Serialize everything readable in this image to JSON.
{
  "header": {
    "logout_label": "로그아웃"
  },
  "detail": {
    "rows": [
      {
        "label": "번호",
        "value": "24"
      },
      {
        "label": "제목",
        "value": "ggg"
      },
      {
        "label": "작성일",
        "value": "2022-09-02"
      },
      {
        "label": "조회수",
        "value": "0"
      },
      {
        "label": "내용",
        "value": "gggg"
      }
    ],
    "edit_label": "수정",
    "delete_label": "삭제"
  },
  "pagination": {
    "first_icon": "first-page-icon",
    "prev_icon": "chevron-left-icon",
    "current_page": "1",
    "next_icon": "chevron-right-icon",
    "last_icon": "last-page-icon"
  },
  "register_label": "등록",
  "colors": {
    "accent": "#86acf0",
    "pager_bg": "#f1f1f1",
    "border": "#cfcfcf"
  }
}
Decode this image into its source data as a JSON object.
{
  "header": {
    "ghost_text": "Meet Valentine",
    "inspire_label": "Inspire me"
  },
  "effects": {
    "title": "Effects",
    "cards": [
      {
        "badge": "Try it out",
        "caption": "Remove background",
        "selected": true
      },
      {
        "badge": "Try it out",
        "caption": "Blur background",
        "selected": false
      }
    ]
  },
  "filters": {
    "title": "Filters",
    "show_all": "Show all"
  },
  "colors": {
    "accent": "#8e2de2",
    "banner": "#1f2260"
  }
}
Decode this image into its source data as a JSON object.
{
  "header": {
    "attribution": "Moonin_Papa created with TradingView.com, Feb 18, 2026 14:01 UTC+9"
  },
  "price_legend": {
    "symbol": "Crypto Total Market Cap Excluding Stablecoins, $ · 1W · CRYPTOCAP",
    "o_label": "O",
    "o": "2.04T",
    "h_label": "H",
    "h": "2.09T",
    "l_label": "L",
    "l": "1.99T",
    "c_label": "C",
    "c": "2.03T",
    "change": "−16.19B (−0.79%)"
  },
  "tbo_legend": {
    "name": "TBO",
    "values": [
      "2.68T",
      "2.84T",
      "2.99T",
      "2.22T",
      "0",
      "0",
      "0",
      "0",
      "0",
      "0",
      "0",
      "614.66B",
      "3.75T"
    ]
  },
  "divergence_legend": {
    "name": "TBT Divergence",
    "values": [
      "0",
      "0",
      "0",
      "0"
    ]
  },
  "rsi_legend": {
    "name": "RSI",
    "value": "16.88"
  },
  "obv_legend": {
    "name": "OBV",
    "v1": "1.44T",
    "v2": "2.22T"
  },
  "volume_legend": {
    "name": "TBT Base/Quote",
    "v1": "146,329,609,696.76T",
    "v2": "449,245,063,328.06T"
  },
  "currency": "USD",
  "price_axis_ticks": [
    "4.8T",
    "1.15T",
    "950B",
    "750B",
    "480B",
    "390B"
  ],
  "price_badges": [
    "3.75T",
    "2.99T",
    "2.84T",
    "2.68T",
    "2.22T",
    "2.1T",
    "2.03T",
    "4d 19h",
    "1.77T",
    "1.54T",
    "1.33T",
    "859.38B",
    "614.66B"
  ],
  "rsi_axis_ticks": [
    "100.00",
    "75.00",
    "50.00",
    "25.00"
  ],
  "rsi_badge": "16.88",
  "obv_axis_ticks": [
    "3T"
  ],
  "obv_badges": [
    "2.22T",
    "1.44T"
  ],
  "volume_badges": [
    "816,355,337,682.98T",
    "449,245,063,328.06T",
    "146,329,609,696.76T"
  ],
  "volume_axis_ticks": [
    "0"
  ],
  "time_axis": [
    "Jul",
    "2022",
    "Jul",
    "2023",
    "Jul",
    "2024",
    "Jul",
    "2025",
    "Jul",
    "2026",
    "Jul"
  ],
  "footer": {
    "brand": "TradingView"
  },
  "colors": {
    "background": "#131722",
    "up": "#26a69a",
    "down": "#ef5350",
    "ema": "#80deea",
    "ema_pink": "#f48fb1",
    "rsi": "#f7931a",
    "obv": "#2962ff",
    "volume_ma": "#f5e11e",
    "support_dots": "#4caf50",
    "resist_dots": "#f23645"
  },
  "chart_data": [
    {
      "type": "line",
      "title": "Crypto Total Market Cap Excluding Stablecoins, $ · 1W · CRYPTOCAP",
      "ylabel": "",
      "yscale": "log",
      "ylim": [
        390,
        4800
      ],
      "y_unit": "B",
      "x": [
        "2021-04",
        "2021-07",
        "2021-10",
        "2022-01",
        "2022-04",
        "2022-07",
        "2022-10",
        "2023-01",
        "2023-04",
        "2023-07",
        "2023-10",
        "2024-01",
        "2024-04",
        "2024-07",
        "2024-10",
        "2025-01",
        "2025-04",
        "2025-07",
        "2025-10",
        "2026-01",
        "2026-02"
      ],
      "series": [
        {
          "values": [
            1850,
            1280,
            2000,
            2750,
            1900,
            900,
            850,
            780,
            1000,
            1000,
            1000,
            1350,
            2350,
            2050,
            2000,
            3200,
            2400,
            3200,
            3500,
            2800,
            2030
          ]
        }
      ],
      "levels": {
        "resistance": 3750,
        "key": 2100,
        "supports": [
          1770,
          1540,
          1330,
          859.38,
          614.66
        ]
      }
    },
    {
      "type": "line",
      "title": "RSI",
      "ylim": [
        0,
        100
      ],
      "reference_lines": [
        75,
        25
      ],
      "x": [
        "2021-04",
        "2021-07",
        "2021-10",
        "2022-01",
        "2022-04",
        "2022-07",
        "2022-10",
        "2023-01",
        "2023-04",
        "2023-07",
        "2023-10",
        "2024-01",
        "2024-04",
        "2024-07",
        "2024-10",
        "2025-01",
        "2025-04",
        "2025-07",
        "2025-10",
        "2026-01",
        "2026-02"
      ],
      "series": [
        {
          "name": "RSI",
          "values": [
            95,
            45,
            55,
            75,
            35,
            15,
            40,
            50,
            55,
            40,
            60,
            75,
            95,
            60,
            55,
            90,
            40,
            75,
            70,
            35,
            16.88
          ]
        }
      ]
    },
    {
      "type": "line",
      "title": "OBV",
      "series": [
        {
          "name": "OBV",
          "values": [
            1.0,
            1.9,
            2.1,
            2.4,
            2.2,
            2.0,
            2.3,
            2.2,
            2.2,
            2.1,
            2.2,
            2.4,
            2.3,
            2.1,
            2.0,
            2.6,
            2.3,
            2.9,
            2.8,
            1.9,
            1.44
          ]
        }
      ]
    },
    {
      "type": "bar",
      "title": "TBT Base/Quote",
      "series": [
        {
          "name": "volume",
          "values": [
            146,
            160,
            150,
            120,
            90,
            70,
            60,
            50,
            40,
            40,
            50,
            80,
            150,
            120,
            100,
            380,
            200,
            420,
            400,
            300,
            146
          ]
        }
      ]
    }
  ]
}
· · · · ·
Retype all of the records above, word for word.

Serialize everything readable in this image to JSON.
{
  "header": {
    "logout_label": "로그아웃"
  },
  "detail": {
    "rows": [
      {
        "label": "번호",
        "value": "24"
      },
      {
        "label": "제목",
        "value": "ggg"
      },
      {
        "label": "작성일",
        "value": "2022-09-02"
      },
      {
        "label": "조회수",
        "value": "0"
      },
      {
        "label": "내용",
        "value": "gggg"
      }
    ],
    "edit_label": "수정",
    "delete_label": "삭제"
  },
  "pagination": {
    "first_icon": "first-page-icon",
    "prev_icon": "chevron-left-icon",
    "current_page": "1",
    "next_icon": "chevron-right-icon",
    "last_icon": "last-page-icon"
  },
  "register_label": "등록",
  "colors": {
    "accent": "#86acf0",
    "pager_bg": "#f1f1f1",
    "border": "#cfcfcf"
  }
}
Decode this image into its source data as a JSON object.
{
  "header": {
    "ghost_text": "Meet Valentine",
    "inspire_label": "Inspire me"
  },
  "effects": {
    "title": "Effects",
    "cards": [
      {
        "badge": "Try it out",
        "caption": "Remove background",
        "selected": true
      },
      {
        "badge": "Try it out",
        "caption": "Blur background",
        "selected": false
      }
    ]
  },
  "filters": {
    "title": "Filters",
    "show_all": "Show all"
  },
  "colors": {
    "accent": "#8e2de2",
    "banner": "#1f2260"
  }
}
Decode this image into its source data as a JSON object.
{
  "header": {
    "attribution": "Moonin_Papa created with TradingView.com, Feb 18, 2026 14:01 UTC+9"
  },
  "price_legend": {
    "symbol": "Crypto Total Market Cap Excluding Stablecoins, $ · 1W · CRYPTOCAP",
    "o_label": "O",
    "o": "2.04T",
    "h_label": "H",
    "h": "2.09T",
    "l_label": "L",
    "l": "1.99T",
    "c_label": "C",
    "c": "2.03T",
    "change": "−16.19B (−0.79%)"
  },
  "tbo_legend": {
    "name": "TBO",
    "values": [
      "2.68T",
      "2.84T",
      "2.99T",
      "2.22T",
      "0",
      "0",
      "0",
      "0",
      "0",
      "0",
      "0",
      "614.66B",
      "3.75T"
    ]
  },
  "divergence_legend": {
    "name": "TBT Divergence",
    "values": [
      "0",
      "0",
      "0",
      "0"
    ]
  },
  "rsi_legend": {
    "name": "RSI",
    "value": "16.88"
  },
  "obv_legend": {
    "name": "OBV",
    "v1": "1.44T",
    "v2": "2.22T"
  },
  "volume_legend": {
    "name": "TBT Base/Quote",
    "v1": "146,329,609,696.76T",
    "v2": "449,245,063,328.06T"
  },
  "currency": "USD",
  "price_axis_ticks": [
    "4.8T",
    "1.15T",
    "950B",
    "750B",
    "480B",
    "390B"
  ],
  "price_badges": [
    "3.75T",
    "2.99T",
    "2.84T",
    "2.68T",
    "2.22T",
    "2.1T",
    "2.03T",
    "4d 19h",
    "1.77T",
    "1.54T",
    "1.33T",
    "859.38B",
    "614.66B"
  ],
  "rsi_axis_ticks": [
    "100.00",
    "75.00",
    "50.00",
    "25.00"
  ],
  "rsi_badge": "16.88",
  "obv_axis_ticks": [
    "3T"
  ],
  "obv_badges": [
    "2.22T",
    "1.44T"
  ],
  "volume_badges": [
    "816,355,337,682.98T",
    "449,245,063,328.06T",
    "146,329,609,696.76T"
  ],
  "volume_axis_ticks": [
    "0"
  ],
  "time_axis": [
    "Jul",
    "2022",
    "Jul",
    "2023",
    "Jul",
    "2024",
    "Jul",
    "2025",
    "Jul",
    "2026",
    "Jul"
  ],
  "footer": {
    "brand": "TradingView"
  },
  "colors": {
    "background": "#131722",
    "up": "#26a69a",
    "down": "#ef5350",
    "ema": "#80deea",
    "ema_pink": "#f48fb1",
    "rsi": "#f7931a",
    "obv": "#2962ff",
    "volume_ma": "#f5e11e",
    "support_dots": "#4caf50",
    "resist_dots": "#f23645"
  },
  "chart_data": [
    {
      "type": "line",
      "title": "Crypto Total Market Cap Excluding Stablecoins, $ · 1W · CRYPTOCAP",
      "ylabel": "",
      "yscale": "log",
      "ylim": [
        390,
        4800
      ],
      "y_unit": "B",
      "x": [
        "2021-04",
        "2021-07",
        "2021-10",
        "2022-01",
        "2022-04",
        "2022-07",
        "2022-10",
        "2023-01",
        "2023-04",
        "2023-07",
        "2023-10",
        "2024-01",
        "2024-04",
        "2024-07",
        "2024-10",
        "2025-01",
        "2025-04",
        "2025-07",
        "2025-10",
        "2026-01",
        "2026-02"
      ],
      "series": [
        {
          "values": [
            1850,
            1280,
            2000,
            2750,
            1900,
            900,
            850,
            780,
            1000,
            1000,
            1000,
            1350,
            2350,
            2050,
            2000,
            3200,
            2400,
            3200,
            3500,
            2800,
            2030
          ]
        }
      ],
      "levels": {
        "resistance": 3750,
        "key": 2100,
        "supports": [
          1770,
          1540,
          1330,
          859.38,
          614.66
        ]
      }
    },
    {
      "type": "line",
      "title": "RSI",
      "ylim": [
        0,
        100
      ],
      "reference_lines": [
        75,
        25
      ],
      "x": [
        "2021-04",
        "2021-07",
        "2021-10",
        "2022-01",
        "2022-04",
        "2022-07",
        "2022-10",
        "2023-01",
        "2023-04",
        "2023-07",
        "2023-10",
        "2024-01",
        "2024-04",
        "2024-07",
        "2024-10",
        "2025-01",
        "2025-04",
        "2025-07",
        "2025-10",
        "2026-01",
        "2026-02"
      ],
      "series": [
        {
          "name": "RSI",
          "values": [
            95,
            45,
            55,
            75,
            35,
            15,
            40,
            50,
            55,
            40,
            60,
            75,
            95,
            60,
            55,
            90,
            40,
            75,
            70,
            35,
            16.88
          ]
        }
      ]
    },
    {
      "type": "line",
      "title": "OBV",
      "series": [
        {
          "name": "OBV",
          "values": [
            1.0,
            1.9,
            2.1,
            2.4,
            2.2,
            2.0,
            2.3,
            2.2,
            2.2,
            2.1,
            2.2,
            2.4,
            2.3,
            2.1,
            2.0,
            2.6,
            2.3,
            2.9,
            2.8,
            1.9,
            1.44
          ]
        }
      ]
    },
    {
      "type": "bar",
      "title": "TBT Base/Quote",
      "series": [
        {
          "name": "volume",
          "values": [
            146,
            160,
            150,
            120,
            90,
            70,
            60,
            50,
            40,
            40,
            50,
            80,
            150,
            120,
            100,
            380,
            200,
            420,
            400,
            300,
            146
          ]
        }
      ]
    }
  ]
}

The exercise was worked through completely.